**Data listing:**
::::::

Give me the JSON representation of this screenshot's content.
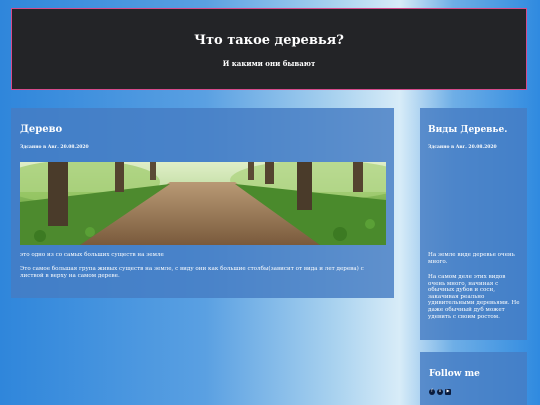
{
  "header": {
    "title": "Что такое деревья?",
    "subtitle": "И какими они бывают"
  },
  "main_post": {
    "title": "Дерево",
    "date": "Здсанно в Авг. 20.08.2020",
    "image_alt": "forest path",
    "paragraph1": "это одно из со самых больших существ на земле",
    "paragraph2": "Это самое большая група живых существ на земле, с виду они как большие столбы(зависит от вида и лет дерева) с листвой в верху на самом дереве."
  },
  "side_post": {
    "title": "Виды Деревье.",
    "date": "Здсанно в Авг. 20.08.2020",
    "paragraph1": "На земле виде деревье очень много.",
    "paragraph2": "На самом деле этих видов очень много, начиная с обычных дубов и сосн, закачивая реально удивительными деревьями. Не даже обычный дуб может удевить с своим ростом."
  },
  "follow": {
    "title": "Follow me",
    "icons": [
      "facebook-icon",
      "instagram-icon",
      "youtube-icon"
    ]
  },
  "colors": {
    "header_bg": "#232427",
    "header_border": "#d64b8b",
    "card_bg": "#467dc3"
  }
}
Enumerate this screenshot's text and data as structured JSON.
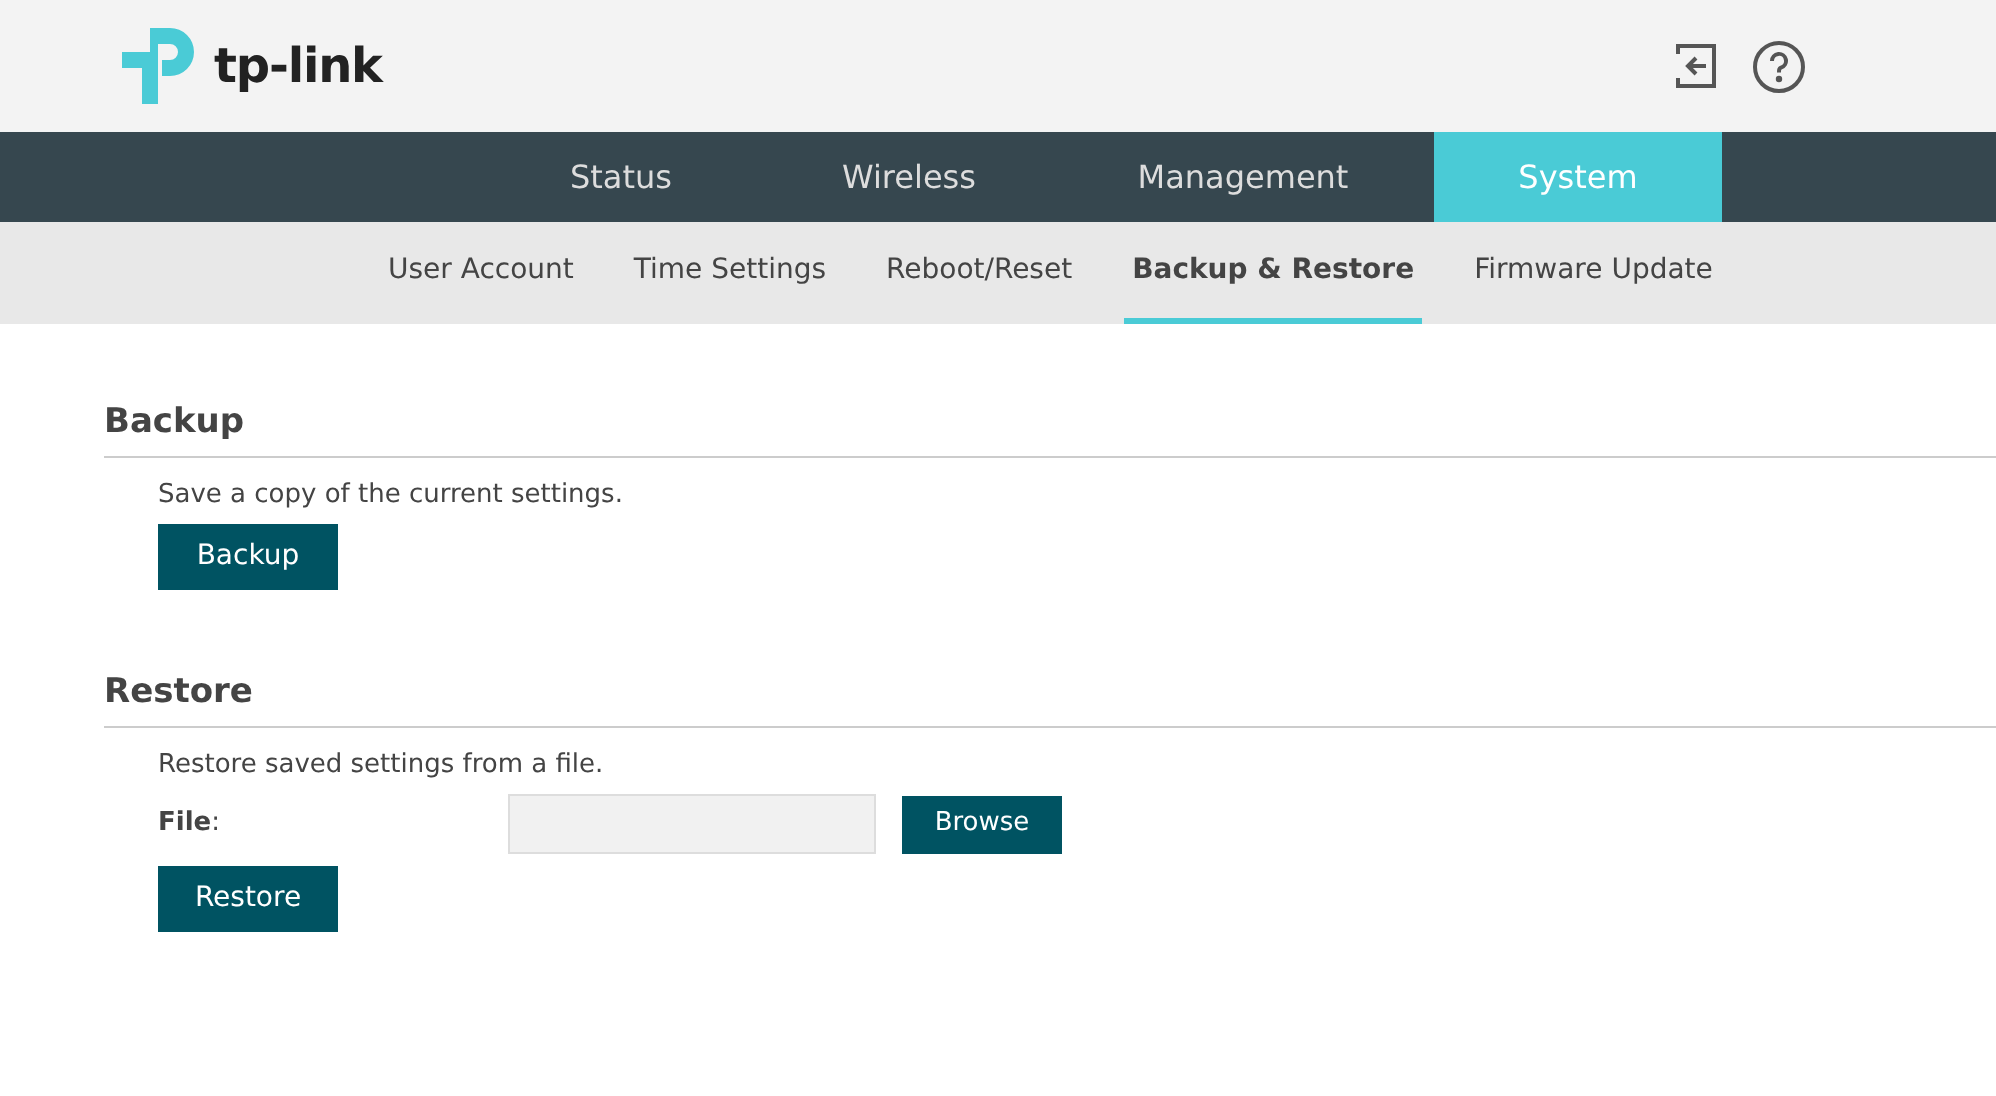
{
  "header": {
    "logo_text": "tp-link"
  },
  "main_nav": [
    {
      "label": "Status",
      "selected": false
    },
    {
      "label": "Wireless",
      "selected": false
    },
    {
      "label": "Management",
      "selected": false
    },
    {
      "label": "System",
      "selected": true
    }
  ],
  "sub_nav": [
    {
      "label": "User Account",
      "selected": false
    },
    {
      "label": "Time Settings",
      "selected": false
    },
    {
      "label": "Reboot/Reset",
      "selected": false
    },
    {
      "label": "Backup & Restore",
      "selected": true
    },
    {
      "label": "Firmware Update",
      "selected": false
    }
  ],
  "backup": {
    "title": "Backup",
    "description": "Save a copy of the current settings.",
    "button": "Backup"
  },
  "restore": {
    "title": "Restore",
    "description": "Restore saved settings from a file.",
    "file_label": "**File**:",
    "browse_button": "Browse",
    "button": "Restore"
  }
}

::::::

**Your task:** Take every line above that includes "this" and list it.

**Task solution:**
Give me the JSON representation of this screenshot's content.
Enumerate this screenshot's text and data as structured JSON.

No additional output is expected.